YOUR ASSIGNMENT
Give each line of the records again exactly and omit every picture.

EXERCISE DATA

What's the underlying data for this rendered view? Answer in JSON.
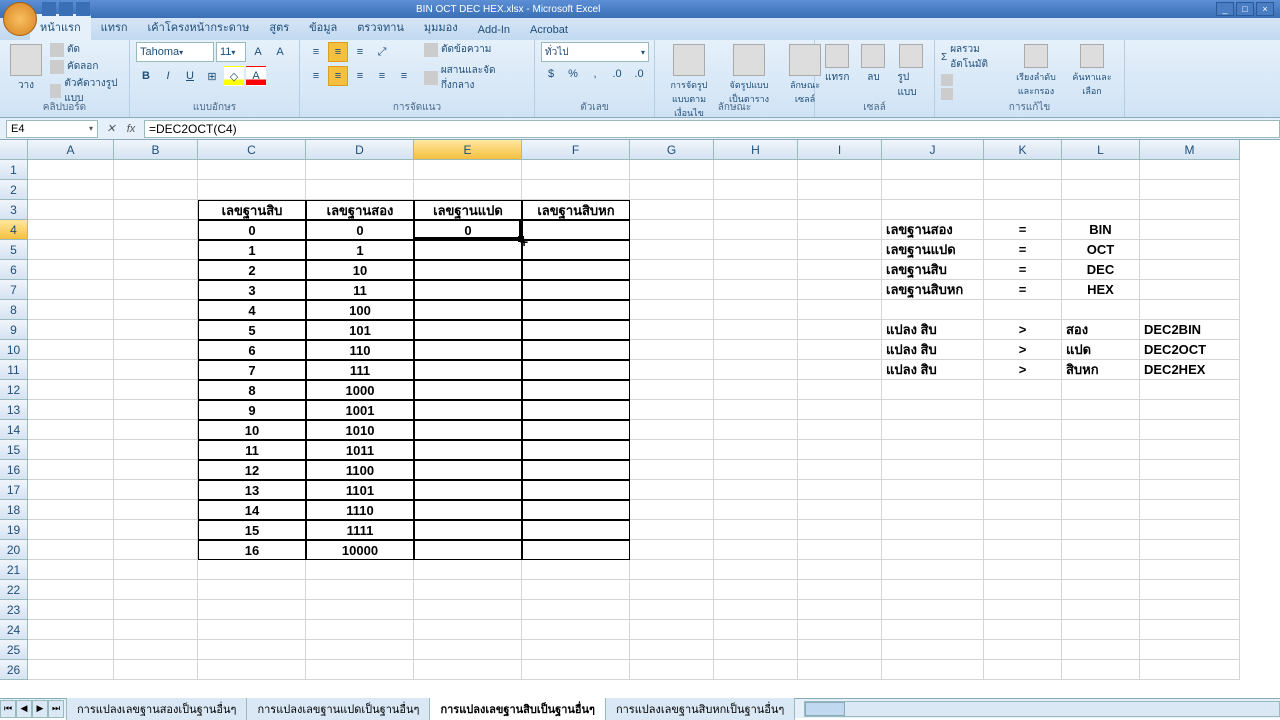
{
  "titlebar": {
    "title": "BIN OCT DEC HEX.xlsx - Microsoft Excel"
  },
  "qat": {
    "save": "save",
    "undo": "undo",
    "redo": "redo"
  },
  "tabs": [
    "หน้าแรก",
    "แทรก",
    "เค้าโครงหน้ากระดาษ",
    "สูตร",
    "ข้อมูล",
    "ตรวจทาน",
    "มุมมอง",
    "Add-In",
    "Acrobat"
  ],
  "ribbon": {
    "clipboard": {
      "label": "คลิปบอร์ด",
      "paste": "วาง",
      "cut": "ตัด",
      "copy": "คัดลอก",
      "format_painter": "ตัวคัดวางรูปแบบ"
    },
    "font": {
      "label": "แบบอักษร",
      "name": "Tahoma",
      "size": "11",
      "bold": "B",
      "italic": "I",
      "underline": "U"
    },
    "alignment": {
      "label": "การจัดแนว",
      "wrap": "ตัดข้อความ",
      "merge": "ผสานและจัดกึ่งกลาง"
    },
    "number": {
      "label": "ตัวเลข",
      "format": "ทั่วไป"
    },
    "styles": {
      "label": "ลักษณะ",
      "cond": "การจัดรูปแบบตามเงื่อนไข",
      "table": "จัดรูปแบบเป็นตาราง",
      "cell": "ลักษณะเซลล์"
    },
    "cells": {
      "label": "เซลล์",
      "insert": "แทรก",
      "delete": "ลบ",
      "format": "รูปแบบ"
    },
    "editing": {
      "label": "การแก้ไข",
      "autosum": "ผลรวมอัตโนมัติ",
      "sort": "เรียงลำดับและกรอง",
      "find": "ค้นหาและเลือก"
    }
  },
  "namebox": "E4",
  "formula": "=DEC2OCT(C4)",
  "columns": [
    "A",
    "B",
    "C",
    "D",
    "E",
    "F",
    "G",
    "H",
    "I",
    "J",
    "K",
    "L",
    "M"
  ],
  "selected_col": "E",
  "selected_row": 4,
  "table": {
    "headers": [
      "เลขฐานสิบ",
      "เลขฐานสอง",
      "เลขฐานแปด",
      "เลขฐานสิบหก"
    ],
    "rows": [
      [
        "0",
        "0",
        "0",
        ""
      ],
      [
        "1",
        "1",
        "",
        ""
      ],
      [
        "2",
        "10",
        "",
        ""
      ],
      [
        "3",
        "11",
        "",
        ""
      ],
      [
        "4",
        "100",
        "",
        ""
      ],
      [
        "5",
        "101",
        "",
        ""
      ],
      [
        "6",
        "110",
        "",
        ""
      ],
      [
        "7",
        "111",
        "",
        ""
      ],
      [
        "8",
        "1000",
        "",
        ""
      ],
      [
        "9",
        "1001",
        "",
        ""
      ],
      [
        "10",
        "1010",
        "",
        ""
      ],
      [
        "11",
        "1011",
        "",
        ""
      ],
      [
        "12",
        "1100",
        "",
        ""
      ],
      [
        "13",
        "1101",
        "",
        ""
      ],
      [
        "14",
        "1110",
        "",
        ""
      ],
      [
        "15",
        "1111",
        "",
        ""
      ],
      [
        "16",
        "10000",
        "",
        ""
      ]
    ]
  },
  "legend": {
    "bases": [
      {
        "th": "เลขฐานสอง",
        "eq": "=",
        "en": "BIN"
      },
      {
        "th": "เลขฐานแปด",
        "eq": "=",
        "en": "OCT"
      },
      {
        "th": "เลขฐานสิบ",
        "eq": "=",
        "en": "DEC"
      },
      {
        "th": "เลขฐานสิบหก",
        "eq": "=",
        "en": "HEX"
      }
    ],
    "convs": [
      {
        "a": "แปลง สิบ",
        "op": ">",
        "b": "สอง",
        "fn": "DEC2BIN"
      },
      {
        "a": "แปลง สิบ",
        "op": ">",
        "b": "แปด",
        "fn": "DEC2OCT"
      },
      {
        "a": "แปลง สิบ",
        "op": ">",
        "b": "สิบหก",
        "fn": "DEC2HEX"
      }
    ]
  },
  "sheets": [
    "การแปลงเลขฐานสองเป็นฐานอื่นๆ",
    "การแปลงเลขฐานแปดเป็นฐานอื่นๆ",
    "การแปลงเลขฐานสิบเป็นฐานอื่นๆ",
    "การแปลงเลขฐานสิบหกเป็นฐานอื่นๆ"
  ],
  "active_sheet": 2
}
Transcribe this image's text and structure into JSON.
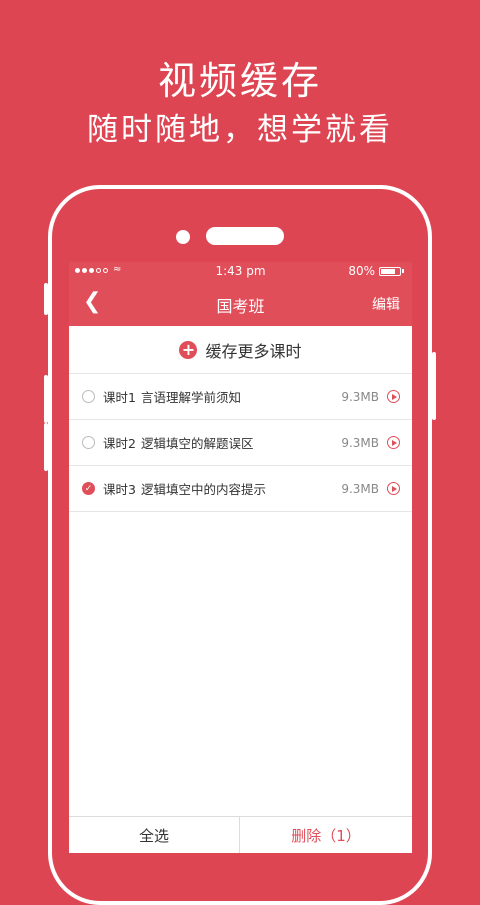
{
  "promo": {
    "title": "视频缓存",
    "subtitle": "随时随地，想学就看"
  },
  "statusbar": {
    "time": "1:43 pm",
    "battery": "80%",
    "battery_level": 0.8
  },
  "navbar": {
    "back_icon": "chevron-left",
    "title": "国考班",
    "edit_label": "编辑"
  },
  "add_more": {
    "label": "缓存更多课时"
  },
  "lessons": [
    {
      "number": "课时1",
      "name": "言语理解学前须知",
      "size": "9.3MB",
      "checked": false
    },
    {
      "number": "课时2",
      "name": "逻辑填空的解题误区",
      "size": "9.3MB",
      "checked": false
    },
    {
      "number": "课时3",
      "name": "逻辑填空中的内容提示",
      "size": "9.3MB",
      "checked": true
    }
  ],
  "bottom": {
    "select_all": "全选",
    "delete": "删除（1）"
  },
  "colors": {
    "accent": "#e04e59",
    "background": "#de4553"
  }
}
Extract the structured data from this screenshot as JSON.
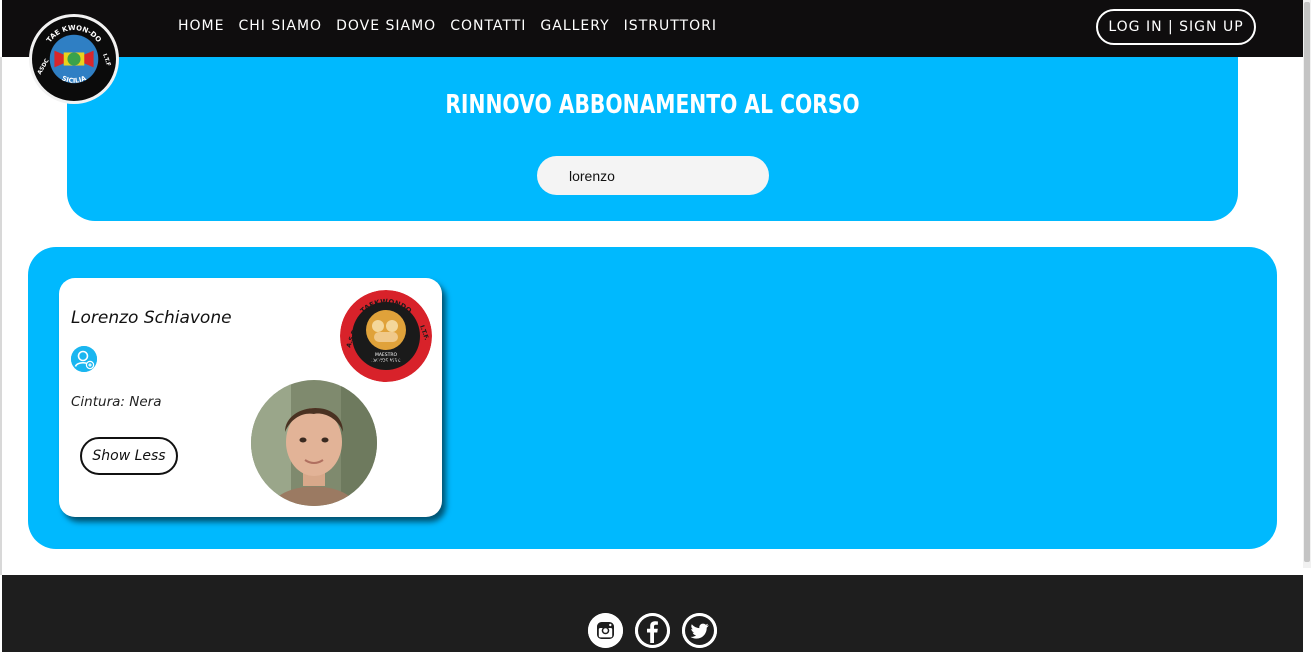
{
  "nav": {
    "links": [
      {
        "label": "HOME"
      },
      {
        "label": "CHI SIAMO"
      },
      {
        "label": "DOVE SIAMO"
      },
      {
        "label": "CONTATTI"
      },
      {
        "label": "GALLERY"
      },
      {
        "label": "ISTRUTTORI"
      }
    ],
    "login_label": "LOG IN | SIGN UP",
    "logo_text_top": "TAE KWON-DO",
    "logo_text_bottom": "SICILIA",
    "logo_text_left": "ASDC",
    "logo_text_right": "I.T.F",
    "logo_icon": "club-logo"
  },
  "hero": {
    "title": "RINNOVO ABBONAMENTO AL CORSO",
    "search_value": "lorenzo"
  },
  "results": {
    "members": [
      {
        "name": "Lorenzo Schiavone",
        "belt": "Cintura: Nera",
        "toggle_label": "Show Less",
        "action_icon": "user-add-icon",
        "badge_text_top": "TAEKWONDO",
        "badge_text_left": "A.S.D.",
        "badge_text_right": "I.T.F.",
        "badge_text_mid": "MAESTRO",
        "badge_text_mid2": "DAVIDE NIBB",
        "badge_text_bottom": "CATANIA"
      }
    ]
  },
  "footer": {
    "socials": [
      "instagram-icon",
      "facebook-icon",
      "twitter-icon"
    ]
  },
  "colors": {
    "accent": "#00b9fe",
    "nav_bg": "#0f0d0e",
    "footer_bg": "#1e1e1e"
  }
}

RESPONSE BELOW
What's the underlying data for this rendered view? Answer in JSON.
{
  "titlebar": {
    "title": "BIN OCT DEC HEX.xlsx - Microsoft Excel"
  },
  "qat": {
    "save": "save",
    "undo": "undo",
    "redo": "redo"
  },
  "tabs": [
    "หน้าแรก",
    "แทรก",
    "เค้าโครงหน้ากระดาษ",
    "สูตร",
    "ข้อมูล",
    "ตรวจทาน",
    "มุมมอง",
    "Add-In",
    "Acrobat"
  ],
  "ribbon": {
    "clipboard": {
      "label": "คลิปบอร์ด",
      "paste": "วาง",
      "cut": "ตัด",
      "copy": "คัดลอก",
      "format_painter": "ตัวคัดวางรูปแบบ"
    },
    "font": {
      "label": "แบบอักษร",
      "name": "Tahoma",
      "size": "11",
      "bold": "B",
      "italic": "I",
      "underline": "U"
    },
    "alignment": {
      "label": "การจัดแนว",
      "wrap": "ตัดข้อความ",
      "merge": "ผสานและจัดกึ่งกลาง"
    },
    "number": {
      "label": "ตัวเลข",
      "format": "ทั่วไป"
    },
    "styles": {
      "label": "ลักษณะ",
      "cond": "การจัดรูปแบบตามเงื่อนไข",
      "table": "จัดรูปแบบเป็นตาราง",
      "cell": "ลักษณะเซลล์"
    },
    "cells": {
      "label": "เซลล์",
      "insert": "แทรก",
      "delete": "ลบ",
      "format": "รูปแบบ"
    },
    "editing": {
      "label": "การแก้ไข",
      "autosum": "ผลรวมอัตโนมัติ",
      "sort": "เรียงลำดับและกรอง",
      "find": "ค้นหาและเลือก"
    }
  },
  "namebox": "E4",
  "formula": "=DEC2OCT(C4)",
  "columns": [
    "A",
    "B",
    "C",
    "D",
    "E",
    "F",
    "G",
    "H",
    "I",
    "J",
    "K",
    "L",
    "M"
  ],
  "selected_col": "E",
  "selected_row": 4,
  "table": {
    "headers": [
      "เลขฐานสิบ",
      "เลขฐานสอง",
      "เลขฐานแปด",
      "เลขฐานสิบหก"
    ],
    "rows": [
      [
        "0",
        "0",
        "0",
        ""
      ],
      [
        "1",
        "1",
        "",
        ""
      ],
      [
        "2",
        "10",
        "",
        ""
      ],
      [
        "3",
        "11",
        "",
        ""
      ],
      [
        "4",
        "100",
        "",
        ""
      ],
      [
        "5",
        "101",
        "",
        ""
      ],
      [
        "6",
        "110",
        "",
        ""
      ],
      [
        "7",
        "111",
        "",
        ""
      ],
      [
        "8",
        "1000",
        "",
        ""
      ],
      [
        "9",
        "1001",
        "",
        ""
      ],
      [
        "10",
        "1010",
        "",
        ""
      ],
      [
        "11",
        "1011",
        "",
        ""
      ],
      [
        "12",
        "1100",
        "",
        ""
      ],
      [
        "13",
        "1101",
        "",
        ""
      ],
      [
        "14",
        "1110",
        "",
        ""
      ],
      [
        "15",
        "1111",
        "",
        ""
      ],
      [
        "16",
        "10000",
        "",
        ""
      ]
    ]
  },
  "legend": {
    "bases": [
      {
        "th": "เลขฐานสอง",
        "eq": "=",
        "en": "BIN"
      },
      {
        "th": "เลขฐานแปด",
        "eq": "=",
        "en": "OCT"
      },
      {
        "th": "เลขฐานสิบ",
        "eq": "=",
        "en": "DEC"
      },
      {
        "th": "เลขฐานสิบหก",
        "eq": "=",
        "en": "HEX"
      }
    ],
    "convs": [
      {
        "a": "แปลง สิบ",
        "op": ">",
        "b": "สอง",
        "fn": "DEC2BIN"
      },
      {
        "a": "แปลง สิบ",
        "op": ">",
        "b": "แปด",
        "fn": "DEC2OCT"
      },
      {
        "a": "แปลง สิบ",
        "op": ">",
        "b": "สิบหก",
        "fn": "DEC2HEX"
      }
    ]
  },
  "sheets": [
    "การแปลงเลขฐานสองเป็นฐานอื่นๆ",
    "การแปลงเลขฐานแปดเป็นฐานอื่นๆ",
    "การแปลงเลขฐานสิบเป็นฐานอื่นๆ",
    "การแปลงเลขฐานสิบหกเป็นฐานอื่นๆ"
  ],
  "active_sheet": 2
}
Transcribe this image's text and structure into JSON.
{
  "promo": {
    "title": "视频缓存",
    "subtitle": "随时随地，想学就看"
  },
  "statusbar": {
    "time": "1:43 pm",
    "battery": "80%",
    "battery_level": 0.8
  },
  "navbar": {
    "back_icon": "chevron-left",
    "title": "国考班",
    "edit_label": "编辑"
  },
  "add_more": {
    "label": "缓存更多课时"
  },
  "lessons": [
    {
      "number": "课时1",
      "name": "言语理解学前须知",
      "size": "9.3MB",
      "checked": false
    },
    {
      "number": "课时2",
      "name": "逻辑填空的解题误区",
      "size": "9.3MB",
      "checked": false
    },
    {
      "number": "课时3",
      "name": "逻辑填空中的内容提示",
      "size": "9.3MB",
      "checked": true
    }
  ],
  "bottom": {
    "select_all": "全选",
    "delete": "删除（1）"
  },
  "colors": {
    "accent": "#e04e59",
    "background": "#de4553"
  }
}
Extract the structured data from this screenshot as JSON.
{
  "nav": {
    "links": [
      {
        "label": "HOME"
      },
      {
        "label": "CHI SIAMO"
      },
      {
        "label": "DOVE SIAMO"
      },
      {
        "label": "CONTATTI"
      },
      {
        "label": "GALLERY"
      },
      {
        "label": "ISTRUTTORI"
      }
    ],
    "login_label": "LOG IN | SIGN UP",
    "logo_text_top": "TAE KWON-DO",
    "logo_text_bottom": "SICILIA",
    "logo_text_left": "ASDC",
    "logo_text_right": "I.T.F",
    "logo_icon": "club-logo"
  },
  "hero": {
    "title": "RINNOVO ABBONAMENTO AL CORSO",
    "search_value": "lorenzo"
  },
  "results": {
    "members": [
      {
        "name": "Lorenzo Schiavone",
        "belt": "Cintura: Nera",
        "toggle_label": "Show Less",
        "action_icon": "user-add-icon",
        "badge_text_top": "TAEKWONDO",
        "badge_text_left": "A.S.D.",
        "badge_text_right": "I.T.F.",
        "badge_text_mid": "MAESTRO",
        "badge_text_mid2": "DAVIDE NIBB",
        "badge_text_bottom": "CATANIA"
      }
    ]
  },
  "footer": {
    "socials": [
      "instagram-icon",
      "facebook-icon",
      "twitter-icon"
    ]
  },
  "colors": {
    "accent": "#00b9fe",
    "nav_bg": "#0f0d0e",
    "footer_bg": "#1e1e1e"
  }
}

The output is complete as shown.